[DATA LISTING]
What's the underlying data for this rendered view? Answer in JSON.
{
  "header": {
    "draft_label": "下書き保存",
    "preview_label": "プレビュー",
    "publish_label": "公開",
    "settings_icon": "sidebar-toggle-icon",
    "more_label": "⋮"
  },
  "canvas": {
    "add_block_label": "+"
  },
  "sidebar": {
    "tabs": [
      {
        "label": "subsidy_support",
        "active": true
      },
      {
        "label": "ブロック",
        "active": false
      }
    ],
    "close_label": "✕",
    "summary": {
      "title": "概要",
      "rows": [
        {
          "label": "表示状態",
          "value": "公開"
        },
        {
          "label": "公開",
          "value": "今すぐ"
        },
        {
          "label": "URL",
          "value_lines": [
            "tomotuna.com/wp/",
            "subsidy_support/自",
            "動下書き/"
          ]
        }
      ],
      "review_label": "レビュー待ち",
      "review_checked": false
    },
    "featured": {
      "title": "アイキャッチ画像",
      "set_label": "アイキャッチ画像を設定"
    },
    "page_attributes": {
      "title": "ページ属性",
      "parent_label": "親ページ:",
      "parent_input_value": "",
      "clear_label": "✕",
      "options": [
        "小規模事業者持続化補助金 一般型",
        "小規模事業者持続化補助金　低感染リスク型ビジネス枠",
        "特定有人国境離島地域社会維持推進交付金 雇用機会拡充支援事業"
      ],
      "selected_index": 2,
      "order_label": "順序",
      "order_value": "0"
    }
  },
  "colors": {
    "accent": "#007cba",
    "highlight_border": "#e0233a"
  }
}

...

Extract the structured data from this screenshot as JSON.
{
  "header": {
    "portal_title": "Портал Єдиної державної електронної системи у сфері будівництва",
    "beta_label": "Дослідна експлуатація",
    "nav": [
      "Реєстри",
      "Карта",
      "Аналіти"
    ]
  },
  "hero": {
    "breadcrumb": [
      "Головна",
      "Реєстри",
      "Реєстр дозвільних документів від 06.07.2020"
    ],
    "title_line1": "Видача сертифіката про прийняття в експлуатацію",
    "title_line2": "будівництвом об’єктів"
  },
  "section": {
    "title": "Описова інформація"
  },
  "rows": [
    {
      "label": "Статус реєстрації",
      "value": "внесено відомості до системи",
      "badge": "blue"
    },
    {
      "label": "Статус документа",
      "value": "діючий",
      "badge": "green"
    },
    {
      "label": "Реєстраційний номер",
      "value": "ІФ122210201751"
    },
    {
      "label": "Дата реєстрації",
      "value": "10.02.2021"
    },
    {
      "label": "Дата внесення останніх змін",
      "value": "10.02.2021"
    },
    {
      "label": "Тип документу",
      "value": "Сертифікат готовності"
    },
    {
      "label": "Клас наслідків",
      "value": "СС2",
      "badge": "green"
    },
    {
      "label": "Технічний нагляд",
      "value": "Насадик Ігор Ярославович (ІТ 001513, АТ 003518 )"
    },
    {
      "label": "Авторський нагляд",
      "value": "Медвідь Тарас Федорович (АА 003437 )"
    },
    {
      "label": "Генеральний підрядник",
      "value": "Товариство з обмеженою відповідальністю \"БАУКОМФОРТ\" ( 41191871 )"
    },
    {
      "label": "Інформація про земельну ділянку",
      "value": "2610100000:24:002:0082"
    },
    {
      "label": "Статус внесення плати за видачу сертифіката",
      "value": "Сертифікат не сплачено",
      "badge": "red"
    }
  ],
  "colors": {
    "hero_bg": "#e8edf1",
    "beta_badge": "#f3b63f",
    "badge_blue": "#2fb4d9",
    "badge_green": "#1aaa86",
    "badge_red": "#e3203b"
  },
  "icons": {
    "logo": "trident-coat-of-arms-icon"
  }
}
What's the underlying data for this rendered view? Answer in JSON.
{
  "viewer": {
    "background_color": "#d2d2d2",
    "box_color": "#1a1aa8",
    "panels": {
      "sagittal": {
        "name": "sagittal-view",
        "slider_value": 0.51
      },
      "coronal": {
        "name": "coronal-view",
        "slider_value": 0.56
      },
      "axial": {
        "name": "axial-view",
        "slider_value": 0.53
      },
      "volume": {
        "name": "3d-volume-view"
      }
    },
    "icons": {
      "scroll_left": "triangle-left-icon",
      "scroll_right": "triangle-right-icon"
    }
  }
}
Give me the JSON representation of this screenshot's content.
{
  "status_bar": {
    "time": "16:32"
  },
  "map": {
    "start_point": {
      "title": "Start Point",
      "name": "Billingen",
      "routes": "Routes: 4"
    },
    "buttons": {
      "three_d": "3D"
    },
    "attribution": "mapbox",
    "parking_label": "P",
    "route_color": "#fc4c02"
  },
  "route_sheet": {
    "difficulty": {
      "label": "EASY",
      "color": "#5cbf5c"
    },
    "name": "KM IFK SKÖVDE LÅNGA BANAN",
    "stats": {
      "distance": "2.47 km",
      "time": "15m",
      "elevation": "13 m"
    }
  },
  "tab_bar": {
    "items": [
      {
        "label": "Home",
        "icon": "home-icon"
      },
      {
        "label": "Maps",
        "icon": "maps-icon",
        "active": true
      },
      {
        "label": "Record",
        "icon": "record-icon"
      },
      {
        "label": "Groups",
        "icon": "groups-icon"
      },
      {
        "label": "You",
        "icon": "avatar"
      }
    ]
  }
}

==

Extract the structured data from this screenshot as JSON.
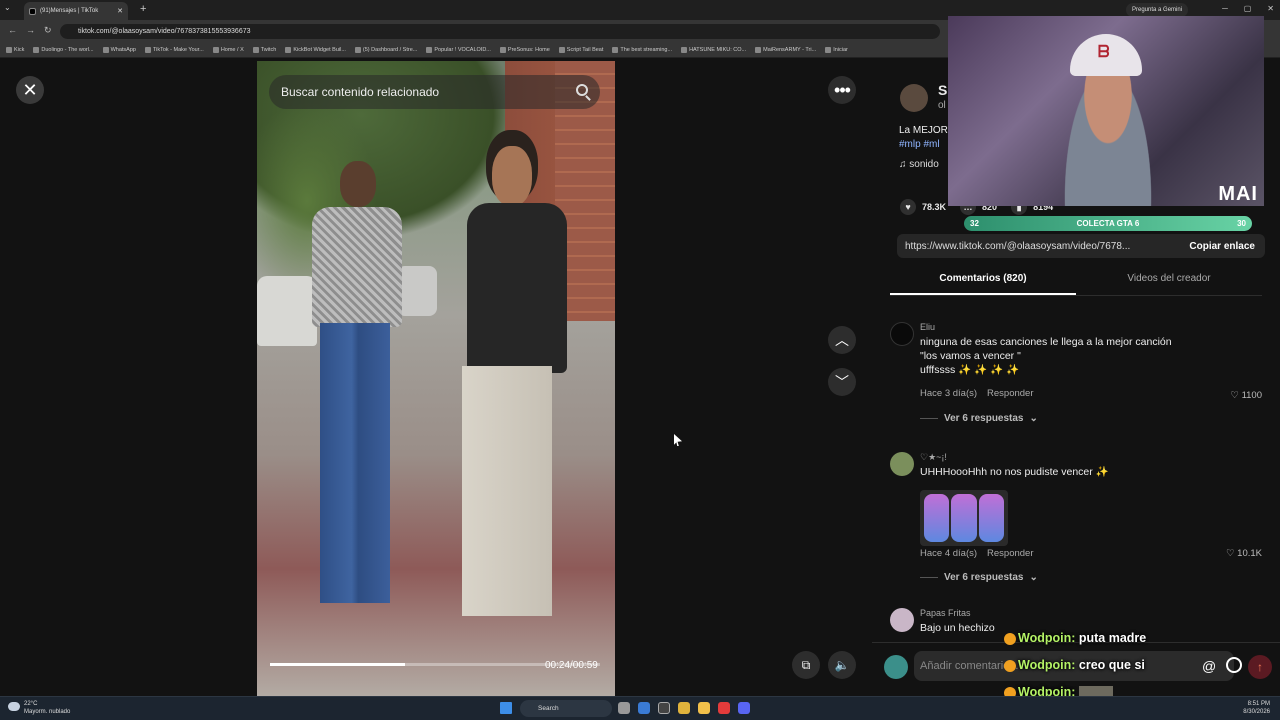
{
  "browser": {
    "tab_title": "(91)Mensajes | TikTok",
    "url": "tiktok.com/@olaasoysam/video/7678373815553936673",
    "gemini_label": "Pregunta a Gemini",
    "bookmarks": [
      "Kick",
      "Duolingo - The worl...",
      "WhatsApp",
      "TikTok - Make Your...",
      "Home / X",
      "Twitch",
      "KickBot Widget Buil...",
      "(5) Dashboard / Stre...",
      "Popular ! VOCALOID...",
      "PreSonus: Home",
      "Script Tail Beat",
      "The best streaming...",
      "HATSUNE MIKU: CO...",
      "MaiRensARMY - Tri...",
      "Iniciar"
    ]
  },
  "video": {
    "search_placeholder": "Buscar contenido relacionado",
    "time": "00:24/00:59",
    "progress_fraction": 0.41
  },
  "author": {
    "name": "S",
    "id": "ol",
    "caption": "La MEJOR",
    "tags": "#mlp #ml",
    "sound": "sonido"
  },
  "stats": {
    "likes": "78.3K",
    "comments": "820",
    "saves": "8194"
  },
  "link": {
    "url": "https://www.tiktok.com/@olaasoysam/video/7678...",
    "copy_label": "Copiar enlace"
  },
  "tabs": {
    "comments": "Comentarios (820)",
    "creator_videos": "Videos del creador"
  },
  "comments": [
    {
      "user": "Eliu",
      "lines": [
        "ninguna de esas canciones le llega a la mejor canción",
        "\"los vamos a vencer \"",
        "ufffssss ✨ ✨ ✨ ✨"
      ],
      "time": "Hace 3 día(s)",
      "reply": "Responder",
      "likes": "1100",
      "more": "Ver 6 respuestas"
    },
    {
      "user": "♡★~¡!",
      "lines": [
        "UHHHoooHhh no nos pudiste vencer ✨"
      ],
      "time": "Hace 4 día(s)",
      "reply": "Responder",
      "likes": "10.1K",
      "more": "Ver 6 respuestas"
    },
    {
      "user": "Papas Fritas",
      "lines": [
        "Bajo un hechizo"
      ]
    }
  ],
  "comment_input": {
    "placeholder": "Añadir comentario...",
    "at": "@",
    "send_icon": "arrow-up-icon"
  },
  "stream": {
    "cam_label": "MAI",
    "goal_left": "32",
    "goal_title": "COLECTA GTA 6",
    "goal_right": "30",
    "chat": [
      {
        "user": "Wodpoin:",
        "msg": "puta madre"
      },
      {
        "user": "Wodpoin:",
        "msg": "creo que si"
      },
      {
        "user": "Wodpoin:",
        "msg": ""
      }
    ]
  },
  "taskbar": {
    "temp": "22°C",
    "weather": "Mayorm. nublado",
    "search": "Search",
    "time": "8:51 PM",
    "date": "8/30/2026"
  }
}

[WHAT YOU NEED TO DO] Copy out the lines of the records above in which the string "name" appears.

[TASK SOLUTION]
        "name": "sagittal-view",
        "name": "coronal-view",
        "name": "axial-view",
        "name": "3d-volume-view"
      "name": "Billingen",
    "name": "KM IFK SKÖVDE LÅNGA BANAN",
    "name": "S",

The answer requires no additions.